Leaders, especially those in essential businesses, are carrying so much more than just a full plate. This has now transitioned into the entire buffet weighing on their shoulders every day. From managing expenses and bottom lines to worry about the health and safety of employees, executives now face decisions on current and future staffing with layoffs or furloughs on the table. This adds tremendous pressure while also trying to be their company’s cheerleader. No one considers that sometimes what they really want to do is throw a blanket over their head and scream, “Leave me the $*#& alone!

Then the news comes in. One of your employees tests positive for COVID-19. How do you communicate that message in an authentic and informative way without causing more distress and panic among workers?
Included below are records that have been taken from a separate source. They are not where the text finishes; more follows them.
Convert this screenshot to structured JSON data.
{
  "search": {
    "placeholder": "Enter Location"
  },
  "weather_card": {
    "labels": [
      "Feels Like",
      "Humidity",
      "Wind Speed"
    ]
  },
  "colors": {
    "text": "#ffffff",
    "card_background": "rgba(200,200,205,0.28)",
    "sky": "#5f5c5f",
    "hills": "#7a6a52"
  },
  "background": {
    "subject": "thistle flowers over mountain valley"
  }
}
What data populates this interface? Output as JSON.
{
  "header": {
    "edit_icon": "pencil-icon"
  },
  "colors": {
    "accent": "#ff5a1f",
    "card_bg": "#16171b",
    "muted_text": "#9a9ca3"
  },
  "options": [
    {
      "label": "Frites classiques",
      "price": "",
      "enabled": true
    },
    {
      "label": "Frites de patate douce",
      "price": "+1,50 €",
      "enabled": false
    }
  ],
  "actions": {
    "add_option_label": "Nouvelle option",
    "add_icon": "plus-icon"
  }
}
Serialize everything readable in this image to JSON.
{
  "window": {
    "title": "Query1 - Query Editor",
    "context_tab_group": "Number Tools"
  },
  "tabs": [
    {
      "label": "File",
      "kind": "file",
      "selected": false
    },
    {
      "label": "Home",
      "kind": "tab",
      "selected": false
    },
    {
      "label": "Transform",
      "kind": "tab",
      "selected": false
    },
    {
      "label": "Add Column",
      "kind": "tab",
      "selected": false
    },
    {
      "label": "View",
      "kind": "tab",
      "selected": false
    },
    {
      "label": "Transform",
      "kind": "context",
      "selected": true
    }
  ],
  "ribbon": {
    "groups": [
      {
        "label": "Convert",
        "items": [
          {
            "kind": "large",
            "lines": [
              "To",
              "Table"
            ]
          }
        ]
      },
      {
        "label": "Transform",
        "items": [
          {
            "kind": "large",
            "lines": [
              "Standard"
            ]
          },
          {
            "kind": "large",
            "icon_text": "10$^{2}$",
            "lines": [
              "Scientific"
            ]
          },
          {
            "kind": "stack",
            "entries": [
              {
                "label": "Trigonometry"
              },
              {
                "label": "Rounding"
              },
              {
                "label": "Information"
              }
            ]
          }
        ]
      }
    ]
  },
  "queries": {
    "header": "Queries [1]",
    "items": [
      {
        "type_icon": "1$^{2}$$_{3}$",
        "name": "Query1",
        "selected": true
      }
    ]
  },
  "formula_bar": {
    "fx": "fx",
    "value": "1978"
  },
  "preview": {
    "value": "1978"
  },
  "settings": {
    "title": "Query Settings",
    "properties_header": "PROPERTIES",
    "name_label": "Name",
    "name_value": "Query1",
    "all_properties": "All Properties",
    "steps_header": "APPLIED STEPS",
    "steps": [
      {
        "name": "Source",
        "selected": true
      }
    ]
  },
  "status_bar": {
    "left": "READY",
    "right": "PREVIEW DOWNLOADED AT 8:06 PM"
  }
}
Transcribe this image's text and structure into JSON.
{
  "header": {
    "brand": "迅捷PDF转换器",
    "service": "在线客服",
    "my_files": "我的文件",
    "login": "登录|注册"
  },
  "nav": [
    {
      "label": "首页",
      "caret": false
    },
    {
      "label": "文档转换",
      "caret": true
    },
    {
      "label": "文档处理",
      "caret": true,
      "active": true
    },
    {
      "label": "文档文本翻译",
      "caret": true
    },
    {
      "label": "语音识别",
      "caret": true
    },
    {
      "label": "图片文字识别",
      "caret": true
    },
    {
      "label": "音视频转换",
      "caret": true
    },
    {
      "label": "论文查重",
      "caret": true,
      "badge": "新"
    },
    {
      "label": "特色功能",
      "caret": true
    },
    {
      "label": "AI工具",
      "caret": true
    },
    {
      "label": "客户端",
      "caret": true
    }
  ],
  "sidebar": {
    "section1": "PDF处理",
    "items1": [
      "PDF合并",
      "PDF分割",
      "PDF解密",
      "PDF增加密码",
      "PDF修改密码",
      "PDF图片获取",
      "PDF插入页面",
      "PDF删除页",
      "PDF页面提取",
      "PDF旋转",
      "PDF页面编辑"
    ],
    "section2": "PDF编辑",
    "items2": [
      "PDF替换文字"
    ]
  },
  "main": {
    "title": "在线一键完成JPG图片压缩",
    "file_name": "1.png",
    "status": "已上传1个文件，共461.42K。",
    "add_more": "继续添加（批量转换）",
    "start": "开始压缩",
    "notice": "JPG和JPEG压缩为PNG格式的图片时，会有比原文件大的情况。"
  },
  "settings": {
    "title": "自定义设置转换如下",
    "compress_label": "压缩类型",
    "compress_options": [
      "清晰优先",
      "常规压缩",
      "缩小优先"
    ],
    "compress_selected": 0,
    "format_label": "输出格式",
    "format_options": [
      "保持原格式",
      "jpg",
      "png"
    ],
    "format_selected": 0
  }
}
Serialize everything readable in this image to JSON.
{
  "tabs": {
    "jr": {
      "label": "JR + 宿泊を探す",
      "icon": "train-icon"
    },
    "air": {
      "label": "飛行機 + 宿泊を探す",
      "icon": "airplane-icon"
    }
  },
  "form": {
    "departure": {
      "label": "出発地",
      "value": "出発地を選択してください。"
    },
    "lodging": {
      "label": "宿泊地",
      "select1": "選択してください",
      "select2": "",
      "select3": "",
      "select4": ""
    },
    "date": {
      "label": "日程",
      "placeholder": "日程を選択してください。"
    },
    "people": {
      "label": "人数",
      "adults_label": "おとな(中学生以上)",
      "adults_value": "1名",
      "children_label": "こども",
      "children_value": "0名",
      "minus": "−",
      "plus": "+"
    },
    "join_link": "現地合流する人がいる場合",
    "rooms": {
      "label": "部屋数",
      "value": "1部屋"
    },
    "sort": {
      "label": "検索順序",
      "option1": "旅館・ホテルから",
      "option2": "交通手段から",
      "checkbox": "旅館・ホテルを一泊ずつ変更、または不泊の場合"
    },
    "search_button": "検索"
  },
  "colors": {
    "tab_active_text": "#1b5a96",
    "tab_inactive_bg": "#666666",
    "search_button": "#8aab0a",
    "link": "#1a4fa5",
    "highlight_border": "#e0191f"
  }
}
  1. Get the Facts. If you have an internal crisis team (consisting of the key personnel including managers, IT, HR, communications, legal, etc.) call them together and review the latest developments. Ask questions and ask the right ones.
    1. Who was informed that this employee tested positive?
    2. When did this happen?
    3. When was the person tested?
    4. Why was the person tested?
    5. Did he/she come into contact with someone else who had or was suspected of having COVID?
  2. Structure and Define. What’s the best way to disseminate the message? Clients I’ve counseled in this situation often issue a personal call to their employees who may be affected. Typically, there’s a follow-up call with an “All Hands” memo or email.
  3. Lead with Empathy. I usually recommend that you start your memo with “To our valued employees” or “To our (company name) family.” I have some difficult, yet expected news to share…” Think of telling your dear friend or loved one this news. How would you start?
  4. 4W Response. Tell them what they need to know before they ask using the 4W’s: Who, What, Where, When. You can also add the “Why” and “How” if you have those answers (assuming it’s not HIPPA protected confidential information). If you don’t have those facts, stick with the 4W’s: “Today I was informed that one of our employees in the X Division tested positive for COVID-19.” Ok, now the big question: WHAT are you doing about it? “We have closed the department for 48 hours and brought in industrial cleaners to fully sanitize the area. All employees who have come into contact with that individual have been notified and are self-quarantined at home and are undergoing testing for the virus.” Also remind them about your company’s existing policies masks, CDC guidelines for social distancing, and frequent handwashing recommendations among other policies that may be applicable.
  5. Anticipate and Answer. Expect that every sentence you write will generate more questions. In this scenario, typical questions from the workforce may include:
    1. Am I safe at work?
    2. If my division is closed and I have to wait for a COVID test before returning, will I be paid while the building is closed?
    3. Have there been any other cases?
    4. Do I have to come to work?
    5. What if after robust sanitation, I don’t feel safe? What are my rights?

Be sure that your communication addresses the most important concerns that will be raised to avoid confusion or additional questions.

  1. Express Gratitude. Tell them how grateful you are that despite these difficult and uncertain circumstances, they show up to work every day. If you are an essential business, it’s often a good idea to explain why your operations are critical to the health and wellbeing of our country’s people, the economy, and most importantly, their health.
  2. End in Leadership. Now is the time to close with a strong statement. “We will get through this – together.” “We will beat this with our collective strength and vigilance” or“We’re here to support you and if you need additional support from us, please reach out…

The Chinese have two brush strokes for the word crisis. One means danger, and the other, opportunity. True leaders understand that effective communication balances the two strokes – understanding and defining the danger while recognizing the opportunity to change their impact on your audience.

If you’d like a template for an employee testing positive for COVID-19, email info@goodwin-consulting.com and we’ll send you one to customize.